Goal of the exercise: Starting at the first line below, copy through to the last line exactly.
──────────────────────────────
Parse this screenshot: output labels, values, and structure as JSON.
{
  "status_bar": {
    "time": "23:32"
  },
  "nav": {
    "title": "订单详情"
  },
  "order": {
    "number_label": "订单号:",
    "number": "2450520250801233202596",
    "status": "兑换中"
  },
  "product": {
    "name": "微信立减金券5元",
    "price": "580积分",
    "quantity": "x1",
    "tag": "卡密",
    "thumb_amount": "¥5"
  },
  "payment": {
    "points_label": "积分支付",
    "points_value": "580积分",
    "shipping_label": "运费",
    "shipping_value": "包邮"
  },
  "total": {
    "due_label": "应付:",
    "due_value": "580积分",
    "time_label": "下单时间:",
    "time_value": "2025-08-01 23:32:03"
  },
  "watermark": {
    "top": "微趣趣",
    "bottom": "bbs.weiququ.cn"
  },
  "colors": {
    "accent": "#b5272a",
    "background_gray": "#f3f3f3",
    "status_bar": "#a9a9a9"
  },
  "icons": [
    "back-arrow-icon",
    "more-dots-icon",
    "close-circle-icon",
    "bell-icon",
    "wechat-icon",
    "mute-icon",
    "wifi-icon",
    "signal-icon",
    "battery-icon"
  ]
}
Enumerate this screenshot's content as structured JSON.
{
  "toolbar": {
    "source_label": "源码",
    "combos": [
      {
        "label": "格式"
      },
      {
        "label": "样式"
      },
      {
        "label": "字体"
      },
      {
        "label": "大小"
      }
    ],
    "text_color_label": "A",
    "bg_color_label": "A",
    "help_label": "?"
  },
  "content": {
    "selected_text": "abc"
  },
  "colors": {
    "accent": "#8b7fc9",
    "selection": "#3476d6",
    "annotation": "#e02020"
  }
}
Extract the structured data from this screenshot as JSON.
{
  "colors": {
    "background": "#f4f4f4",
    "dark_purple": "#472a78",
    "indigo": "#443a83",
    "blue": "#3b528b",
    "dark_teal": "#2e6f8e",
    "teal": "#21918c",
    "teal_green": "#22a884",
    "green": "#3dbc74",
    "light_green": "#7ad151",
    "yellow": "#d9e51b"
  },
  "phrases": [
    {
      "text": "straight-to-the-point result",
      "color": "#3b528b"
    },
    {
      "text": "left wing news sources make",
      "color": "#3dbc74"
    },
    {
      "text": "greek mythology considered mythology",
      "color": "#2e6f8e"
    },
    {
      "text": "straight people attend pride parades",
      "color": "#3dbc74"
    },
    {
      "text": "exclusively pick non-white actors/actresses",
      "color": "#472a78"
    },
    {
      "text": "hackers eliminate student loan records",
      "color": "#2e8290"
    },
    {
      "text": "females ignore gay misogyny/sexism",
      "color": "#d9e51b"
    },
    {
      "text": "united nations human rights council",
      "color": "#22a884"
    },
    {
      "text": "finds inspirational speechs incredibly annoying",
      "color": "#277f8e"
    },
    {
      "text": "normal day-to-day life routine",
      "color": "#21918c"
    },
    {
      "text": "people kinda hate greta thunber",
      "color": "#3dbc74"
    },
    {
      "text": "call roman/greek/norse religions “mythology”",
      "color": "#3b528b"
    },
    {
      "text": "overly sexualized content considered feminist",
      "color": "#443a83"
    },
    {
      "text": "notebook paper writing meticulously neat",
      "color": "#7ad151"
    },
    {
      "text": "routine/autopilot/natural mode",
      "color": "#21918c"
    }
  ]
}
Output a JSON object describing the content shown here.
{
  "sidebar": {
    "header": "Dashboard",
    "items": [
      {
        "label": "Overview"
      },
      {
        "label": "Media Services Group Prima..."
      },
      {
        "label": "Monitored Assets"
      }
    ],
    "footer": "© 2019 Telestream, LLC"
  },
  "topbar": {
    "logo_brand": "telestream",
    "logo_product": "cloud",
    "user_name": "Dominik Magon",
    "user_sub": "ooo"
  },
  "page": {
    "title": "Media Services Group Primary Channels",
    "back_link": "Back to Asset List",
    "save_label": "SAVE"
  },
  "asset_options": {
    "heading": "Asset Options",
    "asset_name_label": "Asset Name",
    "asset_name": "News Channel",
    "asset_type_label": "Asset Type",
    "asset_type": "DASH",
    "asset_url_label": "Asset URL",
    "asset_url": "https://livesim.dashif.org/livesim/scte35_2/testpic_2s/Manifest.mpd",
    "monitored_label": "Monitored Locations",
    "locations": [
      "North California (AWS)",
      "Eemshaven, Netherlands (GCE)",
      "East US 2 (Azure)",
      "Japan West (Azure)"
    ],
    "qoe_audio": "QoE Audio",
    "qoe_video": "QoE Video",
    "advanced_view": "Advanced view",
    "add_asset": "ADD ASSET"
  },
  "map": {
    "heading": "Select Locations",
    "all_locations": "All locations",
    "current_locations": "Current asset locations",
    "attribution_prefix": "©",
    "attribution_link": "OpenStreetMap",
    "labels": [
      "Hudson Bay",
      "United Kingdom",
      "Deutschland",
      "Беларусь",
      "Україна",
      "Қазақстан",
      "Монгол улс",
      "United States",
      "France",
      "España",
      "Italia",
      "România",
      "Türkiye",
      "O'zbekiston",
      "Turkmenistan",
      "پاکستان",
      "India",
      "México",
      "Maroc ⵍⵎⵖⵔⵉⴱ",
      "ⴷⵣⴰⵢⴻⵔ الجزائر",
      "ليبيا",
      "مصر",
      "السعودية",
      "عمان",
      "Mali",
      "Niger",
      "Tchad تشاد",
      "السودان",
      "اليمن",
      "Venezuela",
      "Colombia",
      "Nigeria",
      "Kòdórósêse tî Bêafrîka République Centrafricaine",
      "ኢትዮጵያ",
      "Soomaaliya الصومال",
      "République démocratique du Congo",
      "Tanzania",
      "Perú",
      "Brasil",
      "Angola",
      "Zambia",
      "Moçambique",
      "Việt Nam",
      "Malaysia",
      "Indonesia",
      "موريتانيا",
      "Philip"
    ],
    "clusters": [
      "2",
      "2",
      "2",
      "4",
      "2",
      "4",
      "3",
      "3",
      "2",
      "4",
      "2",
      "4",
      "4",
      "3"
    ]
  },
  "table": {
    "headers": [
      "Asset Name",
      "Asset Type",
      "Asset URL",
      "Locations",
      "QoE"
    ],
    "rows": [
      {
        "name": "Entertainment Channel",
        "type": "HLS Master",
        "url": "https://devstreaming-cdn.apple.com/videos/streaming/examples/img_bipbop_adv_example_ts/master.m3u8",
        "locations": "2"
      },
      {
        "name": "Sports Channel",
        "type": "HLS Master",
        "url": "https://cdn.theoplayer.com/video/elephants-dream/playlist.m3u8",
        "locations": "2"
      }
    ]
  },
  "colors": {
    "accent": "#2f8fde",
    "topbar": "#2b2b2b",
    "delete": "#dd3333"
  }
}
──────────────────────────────
Problem solution:
Parse this screenshot: output labels, values, and structure as JSON.
{
  "status_bar": {
    "time": "23:32"
  },
  "nav": {
    "title": "订单详情"
  },
  "order": {
    "number_label": "订单号:",
    "number": "2450520250801233202596",
    "status": "兑换中"
  },
  "product": {
    "name": "微信立减金券5元",
    "price": "580积分",
    "quantity": "x1",
    "tag": "卡密",
    "thumb_amount": "¥5"
  },
  "payment": {
    "points_label": "积分支付",
    "points_value": "580积分",
    "shipping_label": "运费",
    "shipping_value": "包邮"
  },
  "total": {
    "due_label": "应付:",
    "due_value": "580积分",
    "time_label": "下单时间:",
    "time_value": "2025-08-01 23:32:03"
  },
  "watermark": {
    "top": "微趣趣",
    "bottom": "bbs.weiququ.cn"
  },
  "colors": {
    "accent": "#b5272a",
    "background_gray": "#f3f3f3",
    "status_bar": "#a9a9a9"
  },
  "icons": [
    "back-arrow-icon",
    "more-dots-icon",
    "close-circle-icon",
    "bell-icon",
    "wechat-icon",
    "mute-icon",
    "wifi-icon",
    "signal-icon",
    "battery-icon"
  ]
}
Enumerate this screenshot's content as structured JSON.
{
  "toolbar": {
    "source_label": "源码",
    "combos": [
      {
        "label": "格式"
      },
      {
        "label": "样式"
      },
      {
        "label": "字体"
      },
      {
        "label": "大小"
      }
    ],
    "text_color_label": "A",
    "bg_color_label": "A",
    "help_label": "?"
  },
  "content": {
    "selected_text": "abc"
  },
  "colors": {
    "accent": "#8b7fc9",
    "selection": "#3476d6",
    "annotation": "#e02020"
  }
}
Extract the structured data from this screenshot as JSON.
{
  "colors": {
    "background": "#f4f4f4",
    "dark_purple": "#472a78",
    "indigo": "#443a83",
    "blue": "#3b528b",
    "dark_teal": "#2e6f8e",
    "teal": "#21918c",
    "teal_green": "#22a884",
    "green": "#3dbc74",
    "light_green": "#7ad151",
    "yellow": "#d9e51b"
  },
  "phrases": [
    {
      "text": "straight-to-the-point result",
      "color": "#3b528b"
    },
    {
      "text": "left wing news sources make",
      "color": "#3dbc74"
    },
    {
      "text": "greek mythology considered mythology",
      "color": "#2e6f8e"
    },
    {
      "text": "straight people attend pride parades",
      "color": "#3dbc74"
    },
    {
      "text": "exclusively pick non-white actors/actresses",
      "color": "#472a78"
    },
    {
      "text": "hackers eliminate student loan records",
      "color": "#2e8290"
    },
    {
      "text": "females ignore gay misogyny/sexism",
      "color": "#d9e51b"
    },
    {
      "text": "united nations human rights council",
      "color": "#22a884"
    },
    {
      "text": "finds inspirational speechs incredibly annoying",
      "color": "#277f8e"
    },
    {
      "text": "normal day-to-day life routine",
      "color": "#21918c"
    },
    {
      "text": "people kinda hate greta thunber",
      "color": "#3dbc74"
    },
    {
      "text": "call roman/greek/norse religions “mythology”",
      "color": "#3b528b"
    },
    {
      "text": "overly sexualized content considered feminist",
      "color": "#443a83"
    },
    {
      "text": "notebook paper writing meticulously neat",
      "color": "#7ad151"
    },
    {
      "text": "routine/autopilot/natural mode",
      "color": "#21918c"
    }
  ]
}
Output a JSON object describing the content shown here.
{
  "sidebar": {
    "header": "Dashboard",
    "items": [
      {
        "label": "Overview"
      },
      {
        "label": "Media Services Group Prima..."
      },
      {
        "label": "Monitored Assets"
      }
    ],
    "footer": "© 2019 Telestream, LLC"
  },
  "topbar": {
    "logo_brand": "telestream",
    "logo_product": "cloud",
    "user_name": "Dominik Magon",
    "user_sub": "ooo"
  },
  "page": {
    "title": "Media Services Group Primary Channels",
    "back_link": "Back to Asset List",
    "save_label": "SAVE"
  },
  "asset_options": {
    "heading": "Asset Options",
    "asset_name_label": "Asset Name",
    "asset_name": "News Channel",
    "asset_type_label": "Asset Type",
    "asset_type": "DASH",
    "asset_url_label": "Asset URL",
    "asset_url": "https://livesim.dashif.org/livesim/scte35_2/testpic_2s/Manifest.mpd",
    "monitored_label": "Monitored Locations",
    "locations": [
      "North California (AWS)",
      "Eemshaven, Netherlands (GCE)",
      "East US 2 (Azure)",
      "Japan West (Azure)"
    ],
    "qoe_audio": "QoE Audio",
    "qoe_video": "QoE Video",
    "advanced_view": "Advanced view",
    "add_asset": "ADD ASSET"
  },
  "map": {
    "heading": "Select Locations",
    "all_locations": "All locations",
    "current_locations": "Current asset locations",
    "attribution_prefix": "©",
    "attribution_link": "OpenStreetMap",
    "labels": [
      "Hudson Bay",
      "United Kingdom",
      "Deutschland",
      "Беларусь",
      "Україна",
      "Қазақстан",
      "Монгол улс",
      "United States",
      "France",
      "España",
      "Italia",
      "România",
      "Türkiye",
      "O'zbekiston",
      "Turkmenistan",
      "پاکستان",
      "India",
      "México",
      "Maroc ⵍⵎⵖⵔⵉⴱ",
      "ⴷⵣⴰⵢⴻⵔ الجزائر",
      "ليبيا",
      "مصر",
      "السعودية",
      "عمان",
      "Mali",
      "Niger",
      "Tchad تشاد",
      "السودان",
      "اليمن",
      "Venezuela",
      "Colombia",
      "Nigeria",
      "Kòdórósêse tî Bêafrîka République Centrafricaine",
      "ኢትዮጵያ",
      "Soomaaliya الصومال",
      "République démocratique du Congo",
      "Tanzania",
      "Perú",
      "Brasil",
      "Angola",
      "Zambia",
      "Moçambique",
      "Việt Nam",
      "Malaysia",
      "Indonesia",
      "موريتانيا",
      "Philip"
    ],
    "clusters": [
      "2",
      "2",
      "2",
      "4",
      "2",
      "4",
      "3",
      "3",
      "2",
      "4",
      "2",
      "4",
      "4",
      "3"
    ]
  },
  "table": {
    "headers": [
      "Asset Name",
      "Asset Type",
      "Asset URL",
      "Locations",
      "QoE"
    ],
    "rows": [
      {
        "name": "Entertainment Channel",
        "type": "HLS Master",
        "url": "https://devstreaming-cdn.apple.com/videos/streaming/examples/img_bipbop_adv_example_ts/master.m3u8",
        "locations": "2"
      },
      {
        "name": "Sports Channel",
        "type": "HLS Master",
        "url": "https://cdn.theoplayer.com/video/elephants-dream/playlist.m3u8",
        "locations": "2"
      }
    ]
  },
  "colors": {
    "accent": "#2f8fde",
    "topbar": "#2b2b2b",
    "delete": "#dd3333"
  }
}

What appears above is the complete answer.